:: Entries provided ::
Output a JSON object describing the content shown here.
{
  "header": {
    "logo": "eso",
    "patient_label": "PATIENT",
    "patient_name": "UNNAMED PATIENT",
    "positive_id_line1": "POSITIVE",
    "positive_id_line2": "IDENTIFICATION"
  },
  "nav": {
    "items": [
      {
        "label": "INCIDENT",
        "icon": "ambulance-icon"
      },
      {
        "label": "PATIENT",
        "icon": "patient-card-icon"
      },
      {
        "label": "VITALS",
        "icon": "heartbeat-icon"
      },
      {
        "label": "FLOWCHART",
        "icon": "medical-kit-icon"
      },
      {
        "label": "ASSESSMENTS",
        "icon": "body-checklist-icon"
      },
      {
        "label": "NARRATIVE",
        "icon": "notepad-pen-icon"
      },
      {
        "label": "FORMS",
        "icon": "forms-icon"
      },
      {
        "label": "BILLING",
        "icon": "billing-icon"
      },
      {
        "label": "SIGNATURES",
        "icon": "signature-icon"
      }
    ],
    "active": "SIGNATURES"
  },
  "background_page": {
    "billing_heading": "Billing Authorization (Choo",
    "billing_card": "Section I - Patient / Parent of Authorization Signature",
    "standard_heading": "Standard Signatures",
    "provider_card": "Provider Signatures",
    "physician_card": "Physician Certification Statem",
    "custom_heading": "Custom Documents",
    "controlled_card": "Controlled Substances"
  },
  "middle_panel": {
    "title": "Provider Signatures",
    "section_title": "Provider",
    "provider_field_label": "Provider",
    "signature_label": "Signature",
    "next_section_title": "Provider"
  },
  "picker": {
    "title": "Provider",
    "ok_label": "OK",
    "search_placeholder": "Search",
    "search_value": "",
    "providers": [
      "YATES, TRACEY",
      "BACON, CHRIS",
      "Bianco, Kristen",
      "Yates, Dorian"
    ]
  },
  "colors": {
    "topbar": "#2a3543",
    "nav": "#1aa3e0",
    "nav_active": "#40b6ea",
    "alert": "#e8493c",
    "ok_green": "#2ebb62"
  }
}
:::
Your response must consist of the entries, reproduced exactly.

Output a JSON object describing the content shown here.
{
  "header": {
    "logo": "eso",
    "patient_label": "PATIENT",
    "patient_name": "UNNAMED PATIENT",
    "positive_id_line1": "POSITIVE",
    "positive_id_line2": "IDENTIFICATION"
  },
  "nav": {
    "items": [
      {
        "label": "INCIDENT",
        "icon": "ambulance-icon"
      },
      {
        "label": "PATIENT",
        "icon": "patient-card-icon"
      },
      {
        "label": "VITALS",
        "icon": "heartbeat-icon"
      },
      {
        "label": "FLOWCHART",
        "icon": "medical-kit-icon"
      },
      {
        "label": "ASSESSMENTS",
        "icon": "body-checklist-icon"
      },
      {
        "label": "NARRATIVE",
        "icon": "notepad-pen-icon"
      },
      {
        "label": "FORMS",
        "icon": "forms-icon"
      },
      {
        "label": "BILLING",
        "icon": "billing-icon"
      },
      {
        "label": "SIGNATURES",
        "icon": "signature-icon"
      }
    ],
    "active": "SIGNATURES"
  },
  "background_page": {
    "billing_heading": "Billing Authorization (Choo",
    "billing_card": "Section I - Patient / Parent of Authorization Signature",
    "standard_heading": "Standard Signatures",
    "provider_card": "Provider Signatures",
    "physician_card": "Physician Certification Statem",
    "custom_heading": "Custom Documents",
    "controlled_card": "Controlled Substances"
  },
  "middle_panel": {
    "title": "Provider Signatures",
    "section_title": "Provider",
    "provider_field_label": "Provider",
    "signature_label": "Signature",
    "next_section_title": "Provider"
  },
  "picker": {
    "title": "Provider",
    "ok_label": "OK",
    "search_placeholder": "Search",
    "search_value": "",
    "providers": [
      "YATES, TRACEY",
      "BACON, CHRIS",
      "Bianco, Kristen",
      "Yates, Dorian"
    ]
  },
  "colors": {
    "topbar": "#2a3543",
    "nav": "#1aa3e0",
    "nav_active": "#40b6ea",
    "alert": "#e8493c",
    "ok_green": "#2ebb62"
  }
}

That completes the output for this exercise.